The unobvious one is that the technology works well, and for a long time - because this means that well established systems of the kind you'd want to point at look oddly archaic to the uninformed. Sun would not, for example, want to point a bunch of superficial, and generally wintel biased, reporters and commentators at a large school district successfully running Sun Rays since 1997 because the servers are getting old, the original 14" Sun Rays are still in use, district management expresses its contempt for IT by never thinking about it, and most of the school principals know their janitors but not the IT guy keeping everything going.

You'd think, however, that the obvious advantages would mean that more large commercial or government organizations would be adopting it every day - so why don't we see that?

In its generic form the problem I think is most relevant is that a decision maker who goes against popular wisdom is immediately considered personally responsible for any negative consequences, real or imagined; is guaranteed to become the target for numerous ad hominem attacks; knows that the decision will be reversed ten seconds after he resigns; and can't expect any credit for the decision when it turns out to have been right.

In the special case of a choice between Microsoft's client-server architecture and the Unix model combining centralized computing with decentralized control there are additional gotcha's to worry about. In business, as elsewhere, squeaky wheels get the grease - maintain the continuous low level failure associated with the Microsoft architecture and you'll get lots of face time with senior management along with more money, more staff, and ever increasing control over business processes and users. Bottom line: in IT failure succeeds and success fails; do your job well: deploy Unix, centralize computing while getting your sysadmins working directly for users, and what you'll achieve is your own invisibility - no squeak means no grease.

With that in mind imagine yourself facing a decision between getting the job done right, but at significant cost to your own career prospects, or going along with the crowd to spend somebody else's money growing your career - and incidently having fun playing the technical hero to upper management and selected consultants and vendor staff.

It's easy to decide to do the right thing - after your morning coffee and in the presence of friends with less on the line, but another thing entirely when you're laying awake at three in the morning worrying about the tuition bills you're going to face when the kids hit University.

Add the fact that longer term group decisions tend to go those advocated the weakest positions and you can see why a Sun rep brave enough, and foolish enough, to tell the Illinois central management people that Sun Rays could save their taxpayers a couple of hundred million over any five year term would have been considered insane - and given the bums rush out of town rather than a fair hearing.

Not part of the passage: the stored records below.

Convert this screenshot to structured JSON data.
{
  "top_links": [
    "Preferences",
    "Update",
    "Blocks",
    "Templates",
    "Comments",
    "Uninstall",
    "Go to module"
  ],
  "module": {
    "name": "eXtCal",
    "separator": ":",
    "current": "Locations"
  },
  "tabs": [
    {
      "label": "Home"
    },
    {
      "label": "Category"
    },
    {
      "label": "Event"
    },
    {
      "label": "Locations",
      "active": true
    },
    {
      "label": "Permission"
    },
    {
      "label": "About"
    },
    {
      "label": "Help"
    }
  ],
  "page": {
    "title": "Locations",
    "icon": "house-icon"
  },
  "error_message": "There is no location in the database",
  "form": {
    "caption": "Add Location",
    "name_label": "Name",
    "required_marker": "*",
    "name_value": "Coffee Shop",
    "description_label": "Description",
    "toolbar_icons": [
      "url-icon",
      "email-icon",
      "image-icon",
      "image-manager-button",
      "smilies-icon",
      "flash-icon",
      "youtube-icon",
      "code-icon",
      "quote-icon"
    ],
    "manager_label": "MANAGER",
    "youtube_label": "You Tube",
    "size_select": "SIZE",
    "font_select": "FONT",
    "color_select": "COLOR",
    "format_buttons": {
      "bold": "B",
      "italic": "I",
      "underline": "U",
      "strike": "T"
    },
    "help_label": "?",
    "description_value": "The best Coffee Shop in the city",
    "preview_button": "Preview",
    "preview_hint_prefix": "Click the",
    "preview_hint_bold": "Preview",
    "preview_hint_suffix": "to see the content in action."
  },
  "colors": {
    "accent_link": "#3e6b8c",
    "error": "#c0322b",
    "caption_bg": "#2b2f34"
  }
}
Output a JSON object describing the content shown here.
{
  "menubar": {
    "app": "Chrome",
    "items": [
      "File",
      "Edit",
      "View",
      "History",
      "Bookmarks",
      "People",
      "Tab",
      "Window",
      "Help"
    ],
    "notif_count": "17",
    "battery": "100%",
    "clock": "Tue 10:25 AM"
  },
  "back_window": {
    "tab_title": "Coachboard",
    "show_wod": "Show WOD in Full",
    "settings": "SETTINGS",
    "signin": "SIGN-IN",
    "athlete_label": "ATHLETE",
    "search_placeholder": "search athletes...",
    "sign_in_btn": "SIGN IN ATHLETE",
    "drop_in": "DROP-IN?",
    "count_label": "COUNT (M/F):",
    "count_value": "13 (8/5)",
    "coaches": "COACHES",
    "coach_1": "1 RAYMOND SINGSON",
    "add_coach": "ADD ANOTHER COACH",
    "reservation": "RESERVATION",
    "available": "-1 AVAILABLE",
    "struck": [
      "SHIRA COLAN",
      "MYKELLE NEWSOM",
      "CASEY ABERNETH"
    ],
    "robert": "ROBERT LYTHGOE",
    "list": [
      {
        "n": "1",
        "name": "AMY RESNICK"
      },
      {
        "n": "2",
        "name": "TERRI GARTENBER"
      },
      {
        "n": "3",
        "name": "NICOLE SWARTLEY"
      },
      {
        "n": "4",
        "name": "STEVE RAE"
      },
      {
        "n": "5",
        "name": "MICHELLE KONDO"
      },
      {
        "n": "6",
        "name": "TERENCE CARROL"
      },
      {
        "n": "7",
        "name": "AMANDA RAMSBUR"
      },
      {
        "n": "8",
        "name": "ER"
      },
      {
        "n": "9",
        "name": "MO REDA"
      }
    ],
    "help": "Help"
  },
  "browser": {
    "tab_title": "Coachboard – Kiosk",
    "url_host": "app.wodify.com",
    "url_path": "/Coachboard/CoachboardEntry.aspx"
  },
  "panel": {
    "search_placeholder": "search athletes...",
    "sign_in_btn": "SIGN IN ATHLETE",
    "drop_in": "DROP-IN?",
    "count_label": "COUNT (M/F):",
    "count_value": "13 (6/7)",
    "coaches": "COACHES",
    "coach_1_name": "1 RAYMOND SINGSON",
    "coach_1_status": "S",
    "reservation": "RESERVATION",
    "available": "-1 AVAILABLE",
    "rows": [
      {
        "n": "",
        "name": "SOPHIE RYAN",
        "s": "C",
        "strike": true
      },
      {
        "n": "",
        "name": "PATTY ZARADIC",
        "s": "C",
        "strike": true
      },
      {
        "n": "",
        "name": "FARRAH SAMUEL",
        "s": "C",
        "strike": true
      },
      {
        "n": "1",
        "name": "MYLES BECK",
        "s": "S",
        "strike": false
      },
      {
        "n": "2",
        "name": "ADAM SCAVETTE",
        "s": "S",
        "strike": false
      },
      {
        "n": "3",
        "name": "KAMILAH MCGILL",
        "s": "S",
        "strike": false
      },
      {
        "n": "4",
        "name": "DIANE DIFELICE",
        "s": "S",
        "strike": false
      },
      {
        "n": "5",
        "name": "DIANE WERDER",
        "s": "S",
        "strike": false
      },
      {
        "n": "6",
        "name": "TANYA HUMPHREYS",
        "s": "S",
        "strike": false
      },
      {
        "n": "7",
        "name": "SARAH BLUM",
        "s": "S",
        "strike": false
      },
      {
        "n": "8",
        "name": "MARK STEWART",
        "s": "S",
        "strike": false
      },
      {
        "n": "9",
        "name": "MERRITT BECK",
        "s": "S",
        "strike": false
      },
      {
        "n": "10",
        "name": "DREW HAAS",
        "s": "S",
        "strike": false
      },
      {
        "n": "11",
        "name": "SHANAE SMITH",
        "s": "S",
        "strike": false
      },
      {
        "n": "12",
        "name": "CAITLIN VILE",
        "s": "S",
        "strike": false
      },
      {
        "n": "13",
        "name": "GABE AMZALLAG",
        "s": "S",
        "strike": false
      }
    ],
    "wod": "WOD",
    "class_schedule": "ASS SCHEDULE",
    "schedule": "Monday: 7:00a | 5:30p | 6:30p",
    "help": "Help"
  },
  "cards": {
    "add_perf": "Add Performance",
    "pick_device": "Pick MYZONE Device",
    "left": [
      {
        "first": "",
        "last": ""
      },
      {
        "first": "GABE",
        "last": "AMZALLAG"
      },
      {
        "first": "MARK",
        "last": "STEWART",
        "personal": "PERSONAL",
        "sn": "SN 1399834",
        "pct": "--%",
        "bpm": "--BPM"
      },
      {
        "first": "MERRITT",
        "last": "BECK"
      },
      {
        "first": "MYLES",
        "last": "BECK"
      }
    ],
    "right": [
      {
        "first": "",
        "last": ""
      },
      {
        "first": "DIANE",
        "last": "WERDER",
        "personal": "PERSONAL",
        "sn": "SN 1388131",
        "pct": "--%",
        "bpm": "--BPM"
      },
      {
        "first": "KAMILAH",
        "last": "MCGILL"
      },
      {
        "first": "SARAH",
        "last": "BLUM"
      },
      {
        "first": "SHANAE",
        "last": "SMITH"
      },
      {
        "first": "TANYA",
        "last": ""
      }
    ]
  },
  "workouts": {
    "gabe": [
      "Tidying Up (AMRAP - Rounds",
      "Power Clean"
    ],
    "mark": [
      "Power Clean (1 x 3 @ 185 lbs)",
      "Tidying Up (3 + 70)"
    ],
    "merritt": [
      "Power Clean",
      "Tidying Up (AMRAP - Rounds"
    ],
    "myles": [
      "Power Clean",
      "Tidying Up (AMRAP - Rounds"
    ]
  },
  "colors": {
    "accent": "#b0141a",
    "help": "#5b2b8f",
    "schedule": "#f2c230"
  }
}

The bottom line is that money saved on IT is money that doesn't go into the IT budget - and therefore that saving money isn't in the IT director's personal best interests. Thus what really drives the absence of large scale commercial Sun Ray success stories is simply that the Microsoft mainframe tarball is in nobody's interest except that of the IT people making the decision, while the Unix model is in nobody's interest except for user's and shareholders -and they don't get to vote.

Paul Murphy wrote and published The Unix Guide to Defenestration. Murphy is a 25-year veteran of the I.T. consulting industry, specializing in Unix and Unix-related management issues.